The results of aortoiliac reconstruction in 91 patients who had aortoiliac atherosclerosis with coincident occlusion of the ipsilateral superficial femoral artery were studied to find out whether proximal reconstruction alone was adequate treatment for combined aortoiliac and femoropopliteal disease. In 5 of the 127 limbs reconstruction was by iliac repair by aortofemoral bypass grafting combined with anastomosis to the common femoral artery (45 limbs), with patch graft angioplasty at the origin of the deep femoral artery (34 limbs) or with extended profundaplasty (26 limbs). In 17 limbs femoropopliteal bypass grafting was performed simultaneously with the proximal reconstruction. In the extended profundaplasty and femoropopliteal groups there was a higher frequency of preoperative rest pain and gangrene, while preoperative ankle to arm systolic pressure ratios were significantly lower (P<0.001, unpaired Student's t-test) in those who underwent femoropopliteal bypass grafting. Postoperatively, the mortality and number of amputations required was higher in patients who underwent extended profundaplasty and femoropopliteal bypass. Reoperation for graft failure was more frequent in the femoropopliteal group but when the graft remained patent, more patients were asymptomatic. The authors conclude that most patients with combined aortoiliac and femoropopliteal disease can be treated by a proximal reconstruction alone, but those with a low ankle to arm systolic pressure ratio are best treated by simultaneous femoropopliteal bypass grafting.

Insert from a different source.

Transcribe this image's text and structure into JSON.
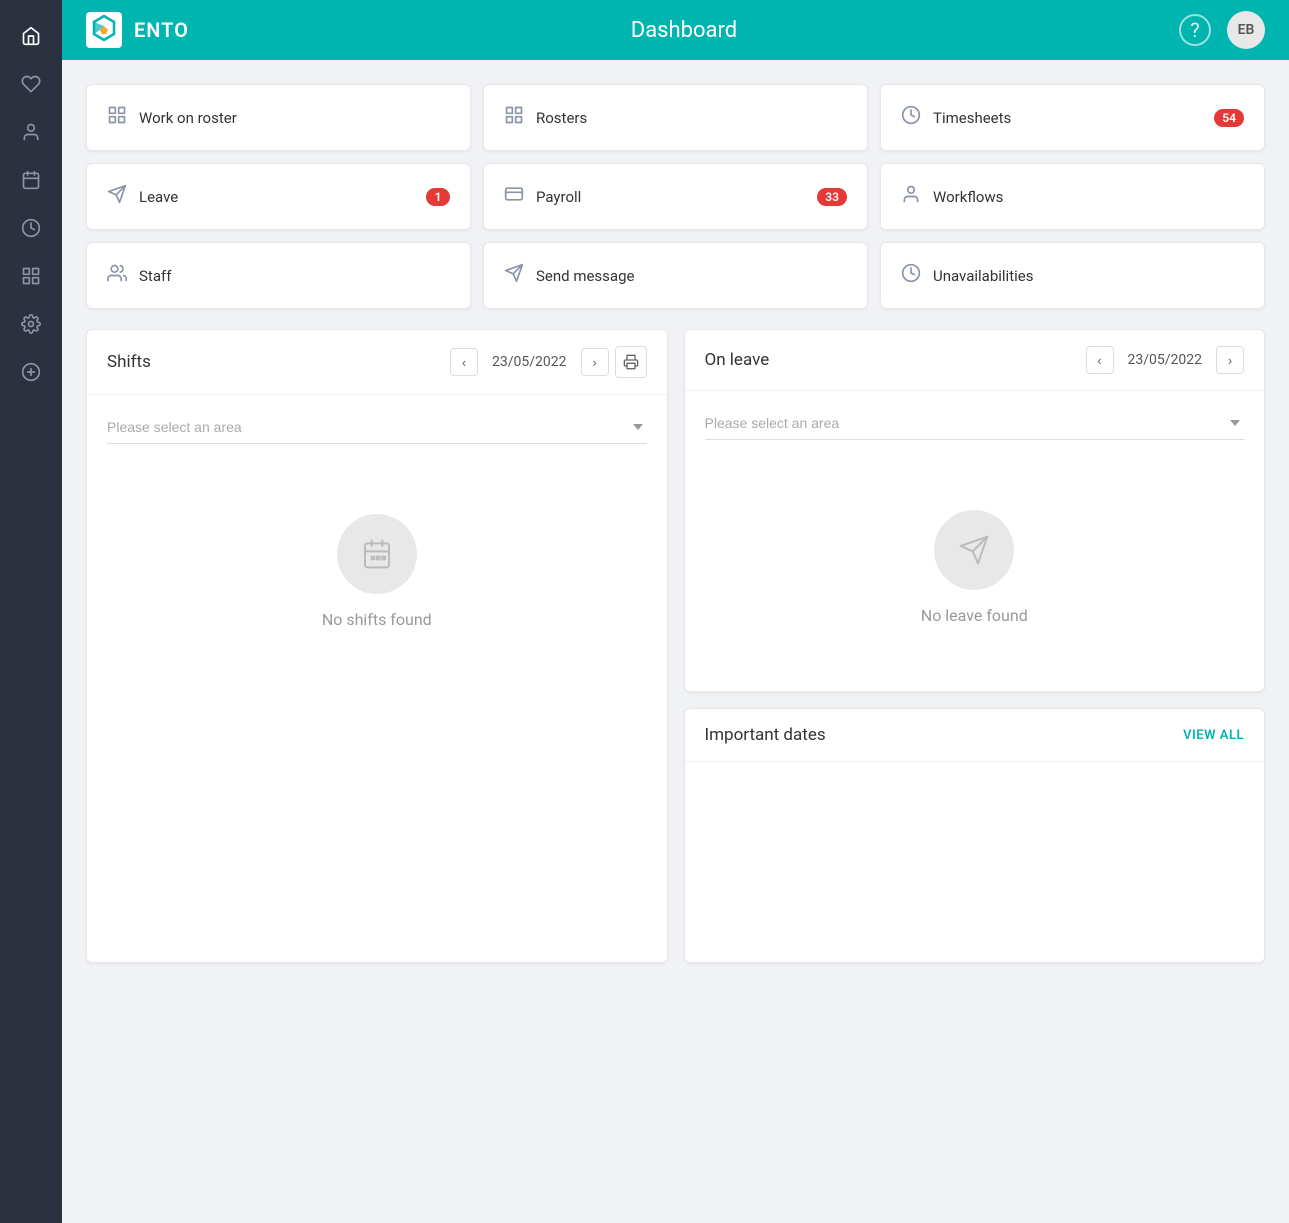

|Number of pages||6|
|Journal||Canadian Journal of Surgery|
|State||Published - Jan 1 1980|